Transformation is not a natural extension of past progression. Transformation requires a discontinuous shift in our mindset, strategies, and actions, which are not visible to us when we’re standing in the present and looking through the fog of today’s problems. The only way to create an inflection point and change the trajectory of progress from continuous improvement (change) to step change (transformation) is to step out into the desired future, fully embrace every aspect of it, and identify the next steps that must be taken.

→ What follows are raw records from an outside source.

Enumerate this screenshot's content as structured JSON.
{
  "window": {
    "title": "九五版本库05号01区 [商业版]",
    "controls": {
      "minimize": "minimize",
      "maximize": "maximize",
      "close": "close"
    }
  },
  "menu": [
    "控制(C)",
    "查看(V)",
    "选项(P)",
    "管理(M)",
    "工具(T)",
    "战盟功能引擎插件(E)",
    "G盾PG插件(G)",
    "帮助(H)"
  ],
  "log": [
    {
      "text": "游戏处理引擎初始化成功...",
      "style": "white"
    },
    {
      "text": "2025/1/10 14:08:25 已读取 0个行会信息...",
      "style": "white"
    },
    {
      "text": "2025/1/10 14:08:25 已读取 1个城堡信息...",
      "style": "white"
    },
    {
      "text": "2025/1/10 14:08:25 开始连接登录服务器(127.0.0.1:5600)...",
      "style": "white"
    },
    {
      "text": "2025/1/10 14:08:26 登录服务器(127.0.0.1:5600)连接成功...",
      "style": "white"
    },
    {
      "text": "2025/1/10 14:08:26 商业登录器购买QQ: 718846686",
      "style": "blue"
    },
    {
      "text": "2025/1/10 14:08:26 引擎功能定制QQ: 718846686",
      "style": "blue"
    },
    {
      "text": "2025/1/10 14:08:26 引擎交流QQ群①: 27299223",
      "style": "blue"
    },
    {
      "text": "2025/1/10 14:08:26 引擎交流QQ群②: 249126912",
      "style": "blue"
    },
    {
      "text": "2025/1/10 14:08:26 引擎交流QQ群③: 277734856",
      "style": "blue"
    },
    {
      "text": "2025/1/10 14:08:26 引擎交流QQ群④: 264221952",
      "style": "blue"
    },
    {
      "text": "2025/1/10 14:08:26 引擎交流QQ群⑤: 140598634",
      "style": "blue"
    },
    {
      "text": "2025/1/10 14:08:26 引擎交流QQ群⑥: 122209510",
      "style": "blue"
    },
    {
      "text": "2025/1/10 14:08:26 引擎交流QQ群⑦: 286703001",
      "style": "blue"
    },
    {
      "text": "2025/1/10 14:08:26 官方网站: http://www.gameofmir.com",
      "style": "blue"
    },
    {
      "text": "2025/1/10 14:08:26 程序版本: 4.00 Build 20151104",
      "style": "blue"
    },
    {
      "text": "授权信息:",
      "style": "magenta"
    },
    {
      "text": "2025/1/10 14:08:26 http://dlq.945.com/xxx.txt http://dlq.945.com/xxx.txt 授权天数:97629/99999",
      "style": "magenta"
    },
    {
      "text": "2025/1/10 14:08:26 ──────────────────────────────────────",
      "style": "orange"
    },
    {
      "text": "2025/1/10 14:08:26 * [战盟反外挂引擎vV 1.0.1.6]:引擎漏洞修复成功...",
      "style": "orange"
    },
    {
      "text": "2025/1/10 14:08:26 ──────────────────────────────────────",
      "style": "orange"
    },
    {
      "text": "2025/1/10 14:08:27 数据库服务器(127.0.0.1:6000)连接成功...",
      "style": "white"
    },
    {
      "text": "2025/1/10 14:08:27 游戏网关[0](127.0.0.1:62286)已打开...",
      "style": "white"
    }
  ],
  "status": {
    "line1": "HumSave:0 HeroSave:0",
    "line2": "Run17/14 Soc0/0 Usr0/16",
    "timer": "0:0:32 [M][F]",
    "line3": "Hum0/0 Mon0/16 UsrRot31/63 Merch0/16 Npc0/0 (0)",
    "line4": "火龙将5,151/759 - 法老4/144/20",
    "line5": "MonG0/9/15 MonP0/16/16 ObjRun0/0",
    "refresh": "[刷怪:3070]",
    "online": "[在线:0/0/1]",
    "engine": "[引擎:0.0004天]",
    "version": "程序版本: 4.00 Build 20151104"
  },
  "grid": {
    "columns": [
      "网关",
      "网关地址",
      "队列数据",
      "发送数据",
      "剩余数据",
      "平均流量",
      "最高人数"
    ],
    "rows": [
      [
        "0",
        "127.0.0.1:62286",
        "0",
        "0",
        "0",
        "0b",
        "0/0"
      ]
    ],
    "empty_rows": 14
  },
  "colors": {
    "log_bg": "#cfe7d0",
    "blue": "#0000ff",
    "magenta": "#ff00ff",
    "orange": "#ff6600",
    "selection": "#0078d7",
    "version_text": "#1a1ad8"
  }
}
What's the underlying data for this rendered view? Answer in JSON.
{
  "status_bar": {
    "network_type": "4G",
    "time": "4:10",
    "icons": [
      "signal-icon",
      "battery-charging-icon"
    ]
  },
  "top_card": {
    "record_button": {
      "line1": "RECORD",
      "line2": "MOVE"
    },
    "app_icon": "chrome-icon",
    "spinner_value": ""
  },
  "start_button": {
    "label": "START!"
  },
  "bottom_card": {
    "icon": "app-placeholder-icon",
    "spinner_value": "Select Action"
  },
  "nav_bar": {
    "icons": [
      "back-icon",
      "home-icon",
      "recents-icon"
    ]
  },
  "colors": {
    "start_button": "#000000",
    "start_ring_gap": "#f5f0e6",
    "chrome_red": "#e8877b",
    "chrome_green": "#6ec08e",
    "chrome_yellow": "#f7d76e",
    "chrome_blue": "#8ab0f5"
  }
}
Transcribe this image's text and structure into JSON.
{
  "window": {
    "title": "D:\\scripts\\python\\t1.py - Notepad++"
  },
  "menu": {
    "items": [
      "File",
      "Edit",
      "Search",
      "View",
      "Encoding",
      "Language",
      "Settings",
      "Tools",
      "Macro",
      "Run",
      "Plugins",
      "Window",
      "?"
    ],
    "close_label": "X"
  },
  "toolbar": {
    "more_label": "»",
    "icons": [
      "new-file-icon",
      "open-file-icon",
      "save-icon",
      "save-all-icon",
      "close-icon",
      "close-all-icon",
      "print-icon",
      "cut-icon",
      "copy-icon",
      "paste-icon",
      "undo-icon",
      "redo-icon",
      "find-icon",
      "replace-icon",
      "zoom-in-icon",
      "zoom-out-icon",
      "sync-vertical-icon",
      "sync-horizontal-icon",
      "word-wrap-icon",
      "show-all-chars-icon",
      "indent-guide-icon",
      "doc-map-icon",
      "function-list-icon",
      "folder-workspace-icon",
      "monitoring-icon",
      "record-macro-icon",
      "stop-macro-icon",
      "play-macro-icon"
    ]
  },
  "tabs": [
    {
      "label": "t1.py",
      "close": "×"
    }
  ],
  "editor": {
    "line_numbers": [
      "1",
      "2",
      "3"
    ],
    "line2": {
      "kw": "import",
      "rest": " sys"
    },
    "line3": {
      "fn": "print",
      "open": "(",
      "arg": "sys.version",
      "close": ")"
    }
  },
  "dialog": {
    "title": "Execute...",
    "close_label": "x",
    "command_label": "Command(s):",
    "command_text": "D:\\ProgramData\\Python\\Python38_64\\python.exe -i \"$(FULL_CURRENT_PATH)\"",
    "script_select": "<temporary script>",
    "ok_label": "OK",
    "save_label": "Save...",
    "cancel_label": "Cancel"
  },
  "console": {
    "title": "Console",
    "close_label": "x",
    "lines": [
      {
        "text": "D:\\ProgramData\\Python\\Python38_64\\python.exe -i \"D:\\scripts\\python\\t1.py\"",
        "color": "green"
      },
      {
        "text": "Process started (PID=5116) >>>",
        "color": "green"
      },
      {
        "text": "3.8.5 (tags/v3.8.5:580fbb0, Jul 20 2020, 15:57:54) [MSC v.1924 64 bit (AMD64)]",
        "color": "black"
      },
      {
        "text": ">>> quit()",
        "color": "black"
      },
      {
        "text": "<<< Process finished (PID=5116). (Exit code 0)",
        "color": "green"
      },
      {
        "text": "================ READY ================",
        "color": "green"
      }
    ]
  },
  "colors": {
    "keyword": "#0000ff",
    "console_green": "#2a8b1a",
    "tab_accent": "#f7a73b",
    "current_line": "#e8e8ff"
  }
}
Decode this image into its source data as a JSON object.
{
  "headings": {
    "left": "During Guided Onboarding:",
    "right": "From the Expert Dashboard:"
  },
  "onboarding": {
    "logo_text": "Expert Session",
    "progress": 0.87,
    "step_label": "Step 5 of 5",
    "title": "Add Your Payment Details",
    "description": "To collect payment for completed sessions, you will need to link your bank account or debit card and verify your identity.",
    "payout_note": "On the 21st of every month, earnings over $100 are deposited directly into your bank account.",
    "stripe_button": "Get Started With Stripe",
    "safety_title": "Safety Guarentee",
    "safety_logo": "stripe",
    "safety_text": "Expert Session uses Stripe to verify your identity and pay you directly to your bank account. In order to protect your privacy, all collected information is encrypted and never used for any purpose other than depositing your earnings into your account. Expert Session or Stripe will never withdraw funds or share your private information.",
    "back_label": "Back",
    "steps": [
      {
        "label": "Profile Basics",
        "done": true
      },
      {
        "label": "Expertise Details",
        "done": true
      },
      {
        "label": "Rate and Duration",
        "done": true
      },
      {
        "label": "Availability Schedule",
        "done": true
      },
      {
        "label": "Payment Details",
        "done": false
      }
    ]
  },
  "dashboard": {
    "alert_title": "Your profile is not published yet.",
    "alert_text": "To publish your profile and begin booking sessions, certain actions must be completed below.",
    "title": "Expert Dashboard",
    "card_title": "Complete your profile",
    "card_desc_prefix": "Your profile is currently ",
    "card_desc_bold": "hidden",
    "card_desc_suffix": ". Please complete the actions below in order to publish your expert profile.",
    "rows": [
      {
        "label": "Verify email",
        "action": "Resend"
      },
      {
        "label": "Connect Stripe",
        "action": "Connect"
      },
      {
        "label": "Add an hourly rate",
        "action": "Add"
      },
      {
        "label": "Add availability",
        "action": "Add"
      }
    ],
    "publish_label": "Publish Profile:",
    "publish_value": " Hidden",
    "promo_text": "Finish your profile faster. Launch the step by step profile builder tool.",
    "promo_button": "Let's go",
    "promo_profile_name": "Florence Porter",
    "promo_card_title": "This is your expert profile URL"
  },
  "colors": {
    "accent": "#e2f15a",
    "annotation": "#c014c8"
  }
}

As easy as it is to intellectually subscribe to this idea, the practice of it is not prevalent. I often see vision statements and strategic plans that are far too focused on solving problems rather than achieving something extraordinary. I hear too many conversations that are aimed at fighting the old, rather than building the new. Far too often we step into our day, trying to figure out how to solve the remnants of yesterday’s problems rather than starting with a clean slate and prioritizing our activities based on the future we want to create. If you’re feeling a bit condemned, don’t be. This can be remedied in an instant by examining where you stand and shifting your mindset. Four steps to get you on the right track below:
Let’s Check Out Where You Stand?
Assess where you stand relative to this topic and chart your path forward. Start by picking a tough challenge you are dealing with, then consider and act on the following:
1. Can you look beyond the problems that need to be solved and see the outcome you are committed to creating? If not, ponder the desired outcome, independent of today’s challenges.
2. Standing in that future and looking back, identify the conditions that must change and the actions that you could/should take to cause an inflection in the rate of progress.
3. Examine your existing plans or list of activities you are engaged in, and prioritize them to make room for what will create the outcome you are committed to.
4. Make it a habit to revisit your plans regularly and make it a habit to repeat this process.